He went on: “Systems and controls that are purposeful, efficient and courageous in identifying suspicious activity are vitally important.”
At the time of Mr Steward’s speech, the FCA was running 42 separate investigations into allegations of money laundering by firms and individuals.
But in January 2022 the Financial Times reported that figure to be “about 40”, of which two probes were criminal and six were “dual track”.
Where to now?
The FCA’s tough words on money laundering have, in some respects, played out. Mr Steward’s hard-hitting speech in March last year was followed by the spectacular criminal conviction of NatWest.
But the evidence from the FCA suggest that even the NatWest conviction, with its striking evidential matrix, was not ‘easy pickings’ for the agency. It took a lot of investment of time and money from the agency to win the case.
Despite this, there should be no doubt about the FCA’s willingness to prosecute.
Where the criminal standard of proof cannot be met for prosecutions, the FCA may turn back to their typical civil powers to seek monetary redress for failures to comply with the regulations.

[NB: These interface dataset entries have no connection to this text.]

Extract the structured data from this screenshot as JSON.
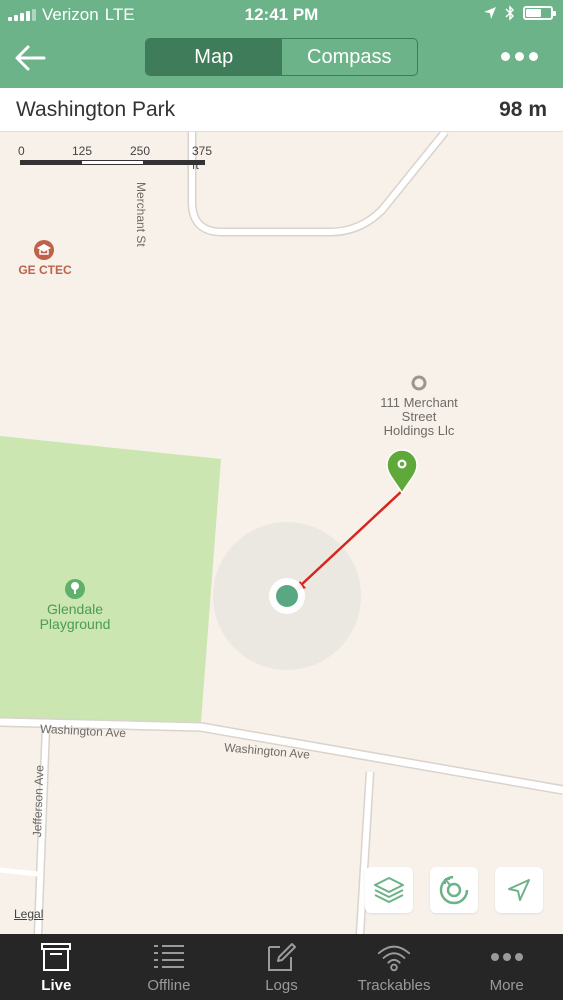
{
  "status_bar": {
    "carrier": "Verizon",
    "network": "LTE",
    "time": "12:41 PM",
    "battery_level": 0.65
  },
  "nav": {
    "segments": [
      {
        "label": "Map",
        "active": true
      },
      {
        "label": "Compass",
        "active": false
      }
    ]
  },
  "info": {
    "title": "Washington Park",
    "distance": "98 m"
  },
  "map": {
    "scale_labels": [
      "0",
      "125",
      "250",
      "375 ft"
    ],
    "streets": {
      "merchant": "Merchant St",
      "washington_1": "Washington Ave",
      "washington_2": "Washington Ave",
      "jefferson": "Jefferson Ave"
    },
    "pois": {
      "school": "GE CTEC",
      "business": "111 Merchant\nStreet\nHoldings Llc",
      "park": "Glendale\nPlayground"
    },
    "legal": "Legal",
    "colors": {
      "park": "#cbe6b1",
      "accent": "#6db389",
      "pin": "#5fa83a",
      "arrow": "#d8241c",
      "user_dot": "#5aa883",
      "school": "#c0614a"
    }
  },
  "map_controls": [
    {
      "name": "layers-button",
      "icon": "layers-icon"
    },
    {
      "name": "radar-button",
      "icon": "radar-icon"
    },
    {
      "name": "locate-button",
      "icon": "location-arrow-icon"
    }
  ],
  "tabs": [
    {
      "label": "Live",
      "icon": "live-icon",
      "active": true
    },
    {
      "label": "Offline",
      "icon": "list-icon",
      "active": false
    },
    {
      "label": "Logs",
      "icon": "edit-icon",
      "active": false
    },
    {
      "label": "Trackables",
      "icon": "wifi-icon",
      "active": false
    },
    {
      "label": "More",
      "icon": "more-icon",
      "active": false
    }
  ]
}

Regardless, the penalties applied emphasise the fact that approval of transactions at committee level will not insulate an entire company from liability, and the ever-growing need for watertight systems and controls to be maintained and developed throughout financial institutions.